U.S. Markets open in 3 hrs 58 mins

Why governors want a higher gas tax

President Obama and his advisers will travel the country this week to build support for a large-scale highway and bridge spending program. But Congress is in no mood to cooperate. Meanwhile, the Highway Trust Fund -- which supplies money for infrastructure building and maintenance -- is on track to run out of money next month. Democrats and Republicans are at loggerheads over how to fund federal highway spending programs (the trust fund gets its money from gas taxes) and neither party wants to raise taxes during an election year.

Governors from both parties are convening this week to urge Congressional lawmakers to increase the federal gas tax as a way to raise funds for the soon-to-be depleted Trust Fund. Fuel tax revenues have supported the Trust Fund since its inception in 1956. The gas tax, which has been unchanged since 1993, stands at 18.4 cents a gallon; the diesel tax is 24.4 cents a gallon. Governors are also proposing that electric and fuel-efficient vehicles be included in any solution.

Related: What happens when there's no money to repair our highways

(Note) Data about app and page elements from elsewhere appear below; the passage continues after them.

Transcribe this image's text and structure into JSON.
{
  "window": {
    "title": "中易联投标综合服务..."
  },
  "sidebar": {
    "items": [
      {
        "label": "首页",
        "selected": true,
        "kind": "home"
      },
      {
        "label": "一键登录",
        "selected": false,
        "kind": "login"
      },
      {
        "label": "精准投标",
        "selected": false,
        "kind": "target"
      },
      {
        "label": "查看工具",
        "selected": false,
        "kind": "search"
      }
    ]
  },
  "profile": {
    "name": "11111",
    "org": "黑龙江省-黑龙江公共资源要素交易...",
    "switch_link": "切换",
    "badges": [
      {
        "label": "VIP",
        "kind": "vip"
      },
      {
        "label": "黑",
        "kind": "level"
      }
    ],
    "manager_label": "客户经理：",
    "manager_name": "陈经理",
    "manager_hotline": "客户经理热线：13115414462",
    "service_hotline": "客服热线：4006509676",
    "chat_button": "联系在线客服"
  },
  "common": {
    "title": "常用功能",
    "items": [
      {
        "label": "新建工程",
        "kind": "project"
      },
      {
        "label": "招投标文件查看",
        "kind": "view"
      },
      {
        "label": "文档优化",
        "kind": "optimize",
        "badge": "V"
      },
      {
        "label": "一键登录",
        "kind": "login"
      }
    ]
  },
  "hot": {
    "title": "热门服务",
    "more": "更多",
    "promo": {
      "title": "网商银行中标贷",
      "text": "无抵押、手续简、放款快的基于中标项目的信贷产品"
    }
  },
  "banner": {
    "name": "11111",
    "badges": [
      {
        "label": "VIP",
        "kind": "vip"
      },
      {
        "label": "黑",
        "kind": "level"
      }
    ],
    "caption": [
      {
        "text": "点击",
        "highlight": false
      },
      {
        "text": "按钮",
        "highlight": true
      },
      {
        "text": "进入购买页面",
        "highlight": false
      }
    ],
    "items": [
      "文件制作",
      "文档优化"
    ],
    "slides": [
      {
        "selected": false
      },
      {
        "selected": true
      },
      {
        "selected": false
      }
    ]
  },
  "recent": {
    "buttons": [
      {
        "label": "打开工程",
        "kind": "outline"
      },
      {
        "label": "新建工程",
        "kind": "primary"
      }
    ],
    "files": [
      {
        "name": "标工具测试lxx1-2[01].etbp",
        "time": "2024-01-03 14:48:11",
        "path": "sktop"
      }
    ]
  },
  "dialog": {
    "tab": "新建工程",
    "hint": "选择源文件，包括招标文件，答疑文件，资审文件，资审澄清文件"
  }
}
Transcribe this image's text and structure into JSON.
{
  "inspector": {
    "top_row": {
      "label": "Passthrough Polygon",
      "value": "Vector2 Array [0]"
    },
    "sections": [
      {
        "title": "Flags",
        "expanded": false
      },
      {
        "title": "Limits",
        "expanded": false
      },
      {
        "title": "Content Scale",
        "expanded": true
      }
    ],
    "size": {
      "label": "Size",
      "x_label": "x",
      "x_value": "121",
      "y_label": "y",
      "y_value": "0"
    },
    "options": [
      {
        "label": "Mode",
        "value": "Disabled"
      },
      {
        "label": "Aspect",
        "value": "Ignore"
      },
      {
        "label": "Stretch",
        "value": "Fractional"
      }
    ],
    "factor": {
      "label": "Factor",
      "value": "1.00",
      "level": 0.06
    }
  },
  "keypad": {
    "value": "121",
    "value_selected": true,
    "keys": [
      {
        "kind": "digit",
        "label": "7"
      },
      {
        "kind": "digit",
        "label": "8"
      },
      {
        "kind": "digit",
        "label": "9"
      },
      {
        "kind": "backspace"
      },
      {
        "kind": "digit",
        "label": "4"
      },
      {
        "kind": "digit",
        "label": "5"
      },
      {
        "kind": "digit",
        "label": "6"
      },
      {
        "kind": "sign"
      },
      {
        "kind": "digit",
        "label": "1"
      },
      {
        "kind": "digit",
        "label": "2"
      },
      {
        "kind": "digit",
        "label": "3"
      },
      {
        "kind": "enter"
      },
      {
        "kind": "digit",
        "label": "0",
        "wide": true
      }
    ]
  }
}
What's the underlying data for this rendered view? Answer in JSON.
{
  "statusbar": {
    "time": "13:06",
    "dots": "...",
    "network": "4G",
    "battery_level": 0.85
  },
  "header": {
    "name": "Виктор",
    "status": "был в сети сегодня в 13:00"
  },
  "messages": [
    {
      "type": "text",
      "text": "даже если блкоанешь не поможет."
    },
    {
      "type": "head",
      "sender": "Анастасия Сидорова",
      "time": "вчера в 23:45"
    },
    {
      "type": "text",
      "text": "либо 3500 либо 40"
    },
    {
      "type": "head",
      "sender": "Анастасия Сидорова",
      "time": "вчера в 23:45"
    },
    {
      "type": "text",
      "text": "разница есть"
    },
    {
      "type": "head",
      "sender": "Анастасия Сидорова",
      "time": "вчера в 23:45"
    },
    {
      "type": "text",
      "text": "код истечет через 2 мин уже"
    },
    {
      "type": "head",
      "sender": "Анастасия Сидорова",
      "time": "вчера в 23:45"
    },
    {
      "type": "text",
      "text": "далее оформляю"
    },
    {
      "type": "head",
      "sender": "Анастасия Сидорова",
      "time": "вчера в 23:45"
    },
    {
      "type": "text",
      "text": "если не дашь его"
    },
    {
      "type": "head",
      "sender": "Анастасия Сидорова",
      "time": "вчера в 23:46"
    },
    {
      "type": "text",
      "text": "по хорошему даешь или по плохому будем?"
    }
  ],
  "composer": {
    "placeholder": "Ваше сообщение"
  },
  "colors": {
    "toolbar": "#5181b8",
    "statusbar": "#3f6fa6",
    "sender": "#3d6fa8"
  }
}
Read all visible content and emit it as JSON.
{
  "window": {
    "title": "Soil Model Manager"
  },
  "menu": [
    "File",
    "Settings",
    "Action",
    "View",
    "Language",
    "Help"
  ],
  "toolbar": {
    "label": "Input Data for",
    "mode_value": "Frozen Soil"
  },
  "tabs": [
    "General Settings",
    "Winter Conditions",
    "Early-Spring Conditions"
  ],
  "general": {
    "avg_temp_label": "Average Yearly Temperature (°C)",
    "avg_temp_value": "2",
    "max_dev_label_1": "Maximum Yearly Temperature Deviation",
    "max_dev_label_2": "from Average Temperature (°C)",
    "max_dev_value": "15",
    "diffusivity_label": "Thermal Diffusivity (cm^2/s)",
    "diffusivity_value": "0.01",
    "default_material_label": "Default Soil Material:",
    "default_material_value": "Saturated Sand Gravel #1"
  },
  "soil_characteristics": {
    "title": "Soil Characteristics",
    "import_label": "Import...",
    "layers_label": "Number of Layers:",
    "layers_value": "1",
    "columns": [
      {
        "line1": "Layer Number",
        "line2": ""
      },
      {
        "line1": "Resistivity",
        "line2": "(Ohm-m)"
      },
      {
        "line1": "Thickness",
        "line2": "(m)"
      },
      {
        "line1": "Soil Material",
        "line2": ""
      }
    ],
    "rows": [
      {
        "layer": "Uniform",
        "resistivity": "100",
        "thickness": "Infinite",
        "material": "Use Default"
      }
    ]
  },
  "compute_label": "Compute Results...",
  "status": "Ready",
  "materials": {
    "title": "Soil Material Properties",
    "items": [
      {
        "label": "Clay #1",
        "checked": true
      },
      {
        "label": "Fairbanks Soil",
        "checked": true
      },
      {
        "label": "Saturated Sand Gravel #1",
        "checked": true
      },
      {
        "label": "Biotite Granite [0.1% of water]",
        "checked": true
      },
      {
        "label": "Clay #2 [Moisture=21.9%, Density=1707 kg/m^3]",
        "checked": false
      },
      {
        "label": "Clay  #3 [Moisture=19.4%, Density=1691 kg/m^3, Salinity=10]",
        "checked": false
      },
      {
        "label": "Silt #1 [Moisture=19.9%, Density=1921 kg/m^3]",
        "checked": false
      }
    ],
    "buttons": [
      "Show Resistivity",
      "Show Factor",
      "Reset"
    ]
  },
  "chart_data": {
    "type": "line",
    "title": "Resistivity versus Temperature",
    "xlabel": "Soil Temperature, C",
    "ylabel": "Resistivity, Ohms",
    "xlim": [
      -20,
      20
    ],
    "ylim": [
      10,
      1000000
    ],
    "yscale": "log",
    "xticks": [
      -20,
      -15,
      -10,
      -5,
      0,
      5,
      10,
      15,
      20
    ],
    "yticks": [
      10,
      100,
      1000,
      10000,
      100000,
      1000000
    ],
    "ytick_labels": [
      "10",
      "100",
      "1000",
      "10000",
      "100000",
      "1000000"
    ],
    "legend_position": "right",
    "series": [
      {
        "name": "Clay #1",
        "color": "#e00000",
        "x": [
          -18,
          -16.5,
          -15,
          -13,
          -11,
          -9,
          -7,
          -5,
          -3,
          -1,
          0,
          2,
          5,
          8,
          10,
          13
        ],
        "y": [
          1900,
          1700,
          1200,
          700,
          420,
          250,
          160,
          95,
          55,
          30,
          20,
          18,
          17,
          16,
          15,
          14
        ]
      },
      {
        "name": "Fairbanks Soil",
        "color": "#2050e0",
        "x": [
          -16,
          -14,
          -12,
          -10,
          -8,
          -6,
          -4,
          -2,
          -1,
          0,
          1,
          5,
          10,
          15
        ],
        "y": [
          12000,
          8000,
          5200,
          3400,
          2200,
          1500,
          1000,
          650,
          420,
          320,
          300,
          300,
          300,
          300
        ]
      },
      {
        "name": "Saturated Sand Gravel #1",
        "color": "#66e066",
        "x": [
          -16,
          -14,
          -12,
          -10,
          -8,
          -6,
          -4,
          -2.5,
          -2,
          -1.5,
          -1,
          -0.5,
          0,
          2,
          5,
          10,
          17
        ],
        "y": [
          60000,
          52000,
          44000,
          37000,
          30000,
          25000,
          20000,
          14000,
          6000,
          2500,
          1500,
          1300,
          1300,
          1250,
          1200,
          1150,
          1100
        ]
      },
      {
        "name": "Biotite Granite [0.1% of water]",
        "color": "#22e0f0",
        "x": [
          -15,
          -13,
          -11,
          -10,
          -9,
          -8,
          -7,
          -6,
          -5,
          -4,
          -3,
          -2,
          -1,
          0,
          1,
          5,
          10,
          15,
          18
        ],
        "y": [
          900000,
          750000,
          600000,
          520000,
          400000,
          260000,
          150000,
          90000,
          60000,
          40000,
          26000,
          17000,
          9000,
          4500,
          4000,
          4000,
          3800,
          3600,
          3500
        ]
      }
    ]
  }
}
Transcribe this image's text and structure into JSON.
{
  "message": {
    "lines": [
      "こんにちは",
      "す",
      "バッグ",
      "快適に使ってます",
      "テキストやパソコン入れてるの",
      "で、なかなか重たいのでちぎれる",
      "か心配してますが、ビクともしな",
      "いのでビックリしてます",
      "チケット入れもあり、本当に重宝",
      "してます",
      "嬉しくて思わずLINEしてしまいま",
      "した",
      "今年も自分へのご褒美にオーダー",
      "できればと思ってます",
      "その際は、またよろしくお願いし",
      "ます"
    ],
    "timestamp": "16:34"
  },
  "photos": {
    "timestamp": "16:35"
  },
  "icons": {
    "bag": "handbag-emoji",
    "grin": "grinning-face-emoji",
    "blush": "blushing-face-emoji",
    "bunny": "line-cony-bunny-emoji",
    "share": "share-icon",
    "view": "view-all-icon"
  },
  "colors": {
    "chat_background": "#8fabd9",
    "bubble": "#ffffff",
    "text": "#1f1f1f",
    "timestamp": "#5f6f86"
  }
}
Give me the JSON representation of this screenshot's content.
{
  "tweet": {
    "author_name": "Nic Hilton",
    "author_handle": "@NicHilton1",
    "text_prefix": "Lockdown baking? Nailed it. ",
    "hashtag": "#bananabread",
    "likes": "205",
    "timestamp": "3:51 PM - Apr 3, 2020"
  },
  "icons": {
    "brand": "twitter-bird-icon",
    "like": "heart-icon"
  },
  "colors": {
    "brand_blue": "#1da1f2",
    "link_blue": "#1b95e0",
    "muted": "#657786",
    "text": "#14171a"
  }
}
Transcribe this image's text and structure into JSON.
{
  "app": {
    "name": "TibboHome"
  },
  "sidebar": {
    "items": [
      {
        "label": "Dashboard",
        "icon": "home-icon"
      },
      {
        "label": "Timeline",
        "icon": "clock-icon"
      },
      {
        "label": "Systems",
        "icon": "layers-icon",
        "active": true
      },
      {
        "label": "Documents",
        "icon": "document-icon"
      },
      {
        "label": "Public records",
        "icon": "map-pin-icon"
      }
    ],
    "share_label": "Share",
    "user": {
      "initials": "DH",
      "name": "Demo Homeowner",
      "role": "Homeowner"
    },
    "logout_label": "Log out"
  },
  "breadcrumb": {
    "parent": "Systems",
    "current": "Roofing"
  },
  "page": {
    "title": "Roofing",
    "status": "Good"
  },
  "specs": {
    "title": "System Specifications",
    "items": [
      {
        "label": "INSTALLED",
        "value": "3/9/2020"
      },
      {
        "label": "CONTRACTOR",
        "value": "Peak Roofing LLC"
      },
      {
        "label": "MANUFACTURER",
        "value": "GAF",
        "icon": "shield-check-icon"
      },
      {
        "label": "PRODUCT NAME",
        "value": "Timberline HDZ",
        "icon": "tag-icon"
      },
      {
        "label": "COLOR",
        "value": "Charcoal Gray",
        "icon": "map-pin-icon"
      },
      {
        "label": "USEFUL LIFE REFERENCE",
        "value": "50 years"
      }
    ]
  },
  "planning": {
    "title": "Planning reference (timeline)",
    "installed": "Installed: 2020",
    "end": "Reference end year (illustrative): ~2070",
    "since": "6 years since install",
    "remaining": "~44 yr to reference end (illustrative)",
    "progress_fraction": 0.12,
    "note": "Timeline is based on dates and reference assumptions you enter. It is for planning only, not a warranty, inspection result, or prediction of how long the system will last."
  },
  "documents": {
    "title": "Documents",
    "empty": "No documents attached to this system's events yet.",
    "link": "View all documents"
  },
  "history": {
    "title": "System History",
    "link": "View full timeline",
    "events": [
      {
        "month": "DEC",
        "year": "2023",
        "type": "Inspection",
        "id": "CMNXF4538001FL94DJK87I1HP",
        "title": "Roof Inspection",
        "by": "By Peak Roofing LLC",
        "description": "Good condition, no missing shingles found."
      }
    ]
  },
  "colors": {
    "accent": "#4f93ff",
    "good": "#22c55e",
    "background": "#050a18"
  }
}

"Congress doesn't want to do what it really takes to fix this thing which is raise the federal gas tax," notes Yahoo Finance's Rick Newman. Functioning roads and bridges "are the hallmarks of a functioning 21st century economy."

Related: Why U.S. gas prices may never go down again

Fixing the nation's decaying infrastructure is a "capital intensive project that takes a lot of time and planning," he adds. "We're in a situation where Congress doesn't want to give President Obama anything he wants....it's a perennial problem we're stuck with."

Senators Ron Wyden and Orrin Hatch have put forth a $10.8 billion bill that would extend federal transportation spending through summer 2015. Congress will have to decide on a short-term path or a larger package before the summer recess starts Aug. 1.

Follow Yahoo Finance on Facebook and Twitter (@YahooFinance)!

More from Yahoo Finance

Don’t mix politics with investing: Howard Gold

Banks set to report, here's how to trade them

Did Bush tax cuts cost the U.S. economy $6.6 trillion?